That's called "memory steer" and is common on pickup trucks. It is usually caused on cars by a tight ball joint or more commonly by a binding upper strut mount. The mount is not a safety issue in itself other than the poor handling, but if a worn ball joint separates, that will allow that wheel to squirt out, tear into the fender, and send you into the ditch or oncoming traffic.
Another cause that we don't see much of anymore has to do with one of the three main alignment angles. That's called "caster". Before the early '70s caster was set to make for real easy steering on heavy cars and trucks without power steering. When higher speeds on the highway became common in the late '60s, caster was set differently to provide much more directional stability and road feel, but it made it real hard to turn the steering wheel, especially at lower speeds. We added power steering to overcome that hard steering.

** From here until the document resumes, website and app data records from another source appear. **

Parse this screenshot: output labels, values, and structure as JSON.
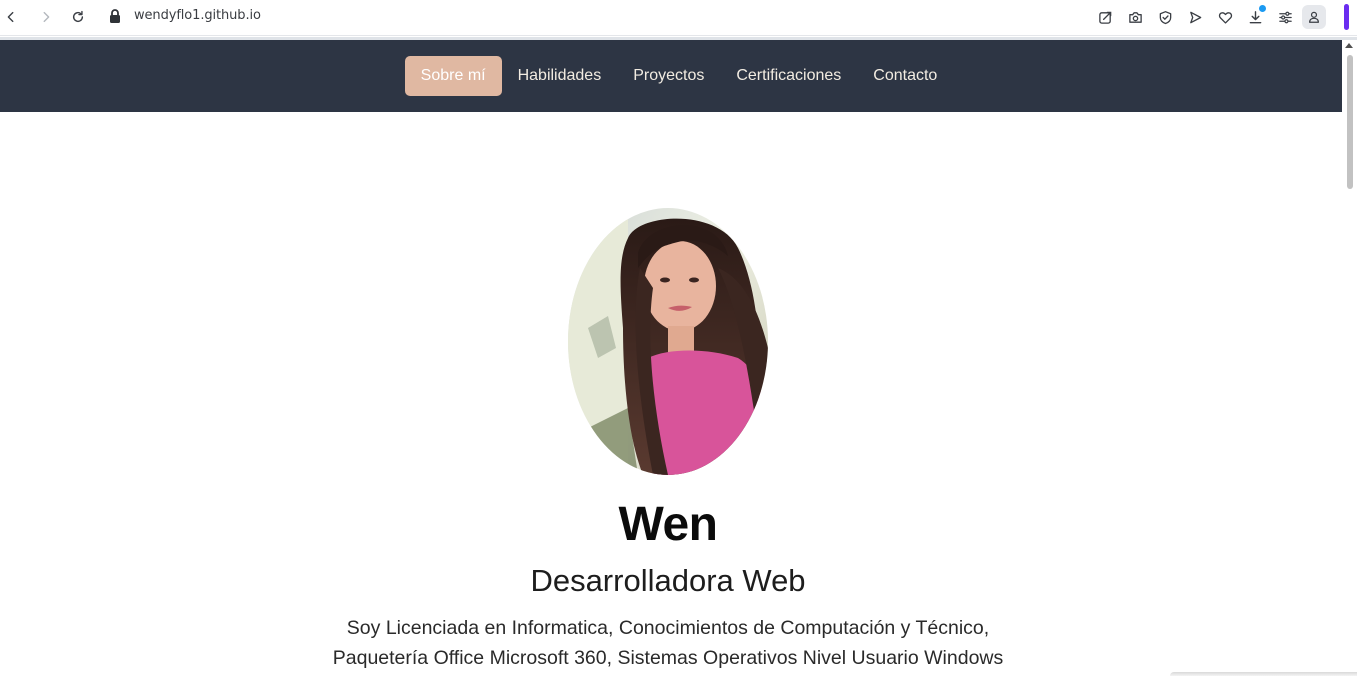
{
  "browser": {
    "url": "wendyflo1.github.io",
    "icons": {
      "back": "back-arrow-icon",
      "forward": "forward-arrow-icon",
      "reload": "reload-icon",
      "lock": "lock-icon",
      "edit": "edit-share-icon",
      "camera": "camera-icon",
      "shield": "shield-check-icon",
      "send": "send-icon",
      "heart": "heart-icon",
      "download": "download-icon",
      "menu": "easy-setup-icon",
      "profile": "profile-icon"
    },
    "accent_color": "#6a2cf0",
    "download_badge_color": "#1b9af2"
  },
  "site_nav": {
    "background": "#2d3544",
    "active_color": "#e0b8a2",
    "items": [
      {
        "label": "Sobre mí",
        "active": true
      },
      {
        "label": "Habilidades",
        "active": false
      },
      {
        "label": "Proyectos",
        "active": false
      },
      {
        "label": "Certificaciones",
        "active": false
      },
      {
        "label": "Contacto",
        "active": false
      }
    ]
  },
  "hero": {
    "photo": "profile-photo",
    "name": "Wen",
    "role": "Desarrolladora Web",
    "description_lines": [
      "Soy Licenciada en Informatica, Conocimientos de Computación y Técnico,",
      "Paquetería Office Microsoft 360, Sistemas Operativos Nivel Usuario Windows"
    ]
  }
}
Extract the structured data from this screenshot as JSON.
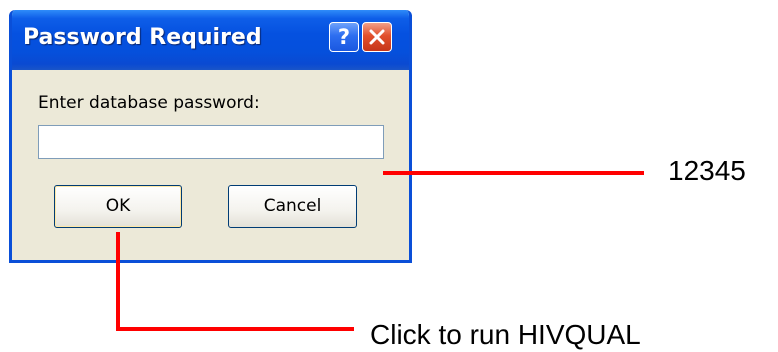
{
  "dialog": {
    "title": "Password Required",
    "help_glyph": "?",
    "prompt": "Enter database password:",
    "password_value": "",
    "ok_label": "OK",
    "cancel_label": "Cancel"
  },
  "annotations": {
    "password_callout": "12345",
    "ok_callout": "Click to run HIVQUAL",
    "line_color": "#ff0000"
  },
  "colors": {
    "titlebar": "#0551e0",
    "dialog_bg": "#ece9d8",
    "close_button": "#e2502c"
  }
}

Caster played a big role in directional stability, pulling to one side, and, ... Steering wheel return after cornering, on rear-wheel-drive cars. It has almost no affect on front-wheel-drive cars, so most manufacturers don't even have an adjustment for it. If caster is wrong on your car, it is almost certainly due to crash damage that wasn't repaired properly. The clue is you would have had this problem all along. If the poor steering return just started, it's not due to crash damage.
To identify a binding upper strut mount, reach over the top of a front tire and wrap your fingertips around part of the coil spring, then have a helper slowly turn the steering wheel. The spring should rotate smoothly with the tire. If the upper mount is binding, you feel the spring wind up and build pressure as the tire turns, then suddenly pop free and turn. Do that on both front wheels.
Friday, September 5th, 2014 AT 7:47 PM